## Work to be completed
Give the records again exactly as written. Leave out the pictures.

==========

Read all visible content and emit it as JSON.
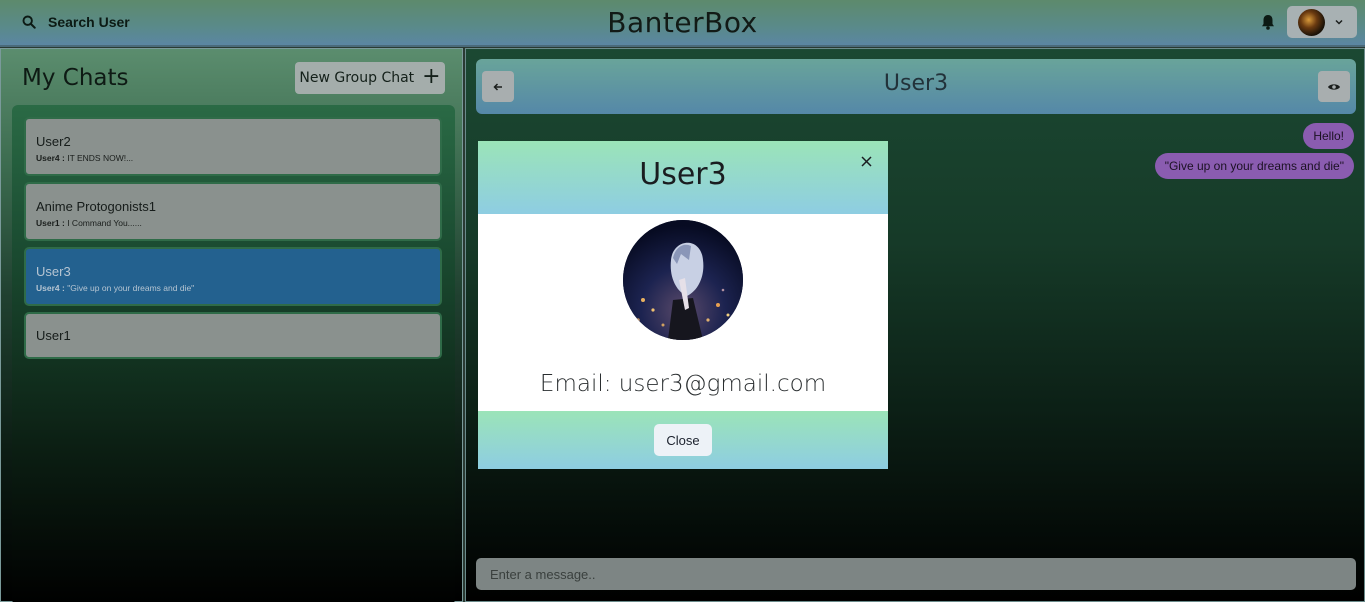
{
  "topbar": {
    "search_label": "Search User",
    "app_title": "BanterBox"
  },
  "left": {
    "heading": "My Chats",
    "new_group_label": "New Group Chat",
    "new_group_icon": "+",
    "chats": [
      {
        "name": "User2",
        "sender": "User4 :",
        "preview": "IT ENDS NOW!...",
        "active": false
      },
      {
        "name": "Anime Protogonists1",
        "sender": "User1 :",
        "preview": "I Command You......",
        "active": false
      },
      {
        "name": "User3",
        "sender": "User4 :",
        "preview": "\"Give up on your dreams and die\"",
        "active": true
      },
      {
        "name": "User1",
        "sender": "",
        "preview": "",
        "active": false
      }
    ]
  },
  "chat": {
    "title": "User3",
    "messages": [
      "Hello!",
      "\"Give up on your dreams and die\""
    ],
    "input_placeholder": "Enter a message.."
  },
  "modal": {
    "title": "User3",
    "close_icon": "×",
    "email": "Email: user3@gmail.com",
    "close_button": "Close"
  },
  "colors": {
    "active_chat": "#23618f",
    "bubble": "#8a5cb0",
    "modal_gradient_top": "#9be4b8",
    "modal_gradient_bottom": "#8ecde2"
  }
}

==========

## Response for this exercise
Read all visible content and emit it as JSON.
{
  "topbar": {
    "search_label": "Search User",
    "app_title": "BanterBox"
  },
  "left": {
    "heading": "My Chats",
    "new_group_label": "New Group Chat",
    "new_group_icon": "+",
    "chats": [
      {
        "name": "User2",
        "sender": "User4 :",
        "preview": "IT ENDS NOW!...",
        "active": false
      },
      {
        "name": "Anime Protogonists1",
        "sender": "User1 :",
        "preview": "I Command You......",
        "active": false
      },
      {
        "name": "User3",
        "sender": "User4 :",
        "preview": "\"Give up on your dreams and die\"",
        "active": true
      },
      {
        "name": "User1",
        "sender": "",
        "preview": "",
        "active": false
      }
    ]
  },
  "chat": {
    "title": "User3",
    "messages": [
      "Hello!",
      "\"Give up on your dreams and die\""
    ],
    "input_placeholder": "Enter a message.."
  },
  "modal": {
    "title": "User3",
    "close_icon": "×",
    "email": "Email: user3@gmail.com",
    "close_button": "Close"
  },
  "colors": {
    "active_chat": "#23618f",
    "bubble": "#8a5cb0",
    "modal_gradient_top": "#9be4b8",
    "modal_gradient_bottom": "#8ecde2"
  }
}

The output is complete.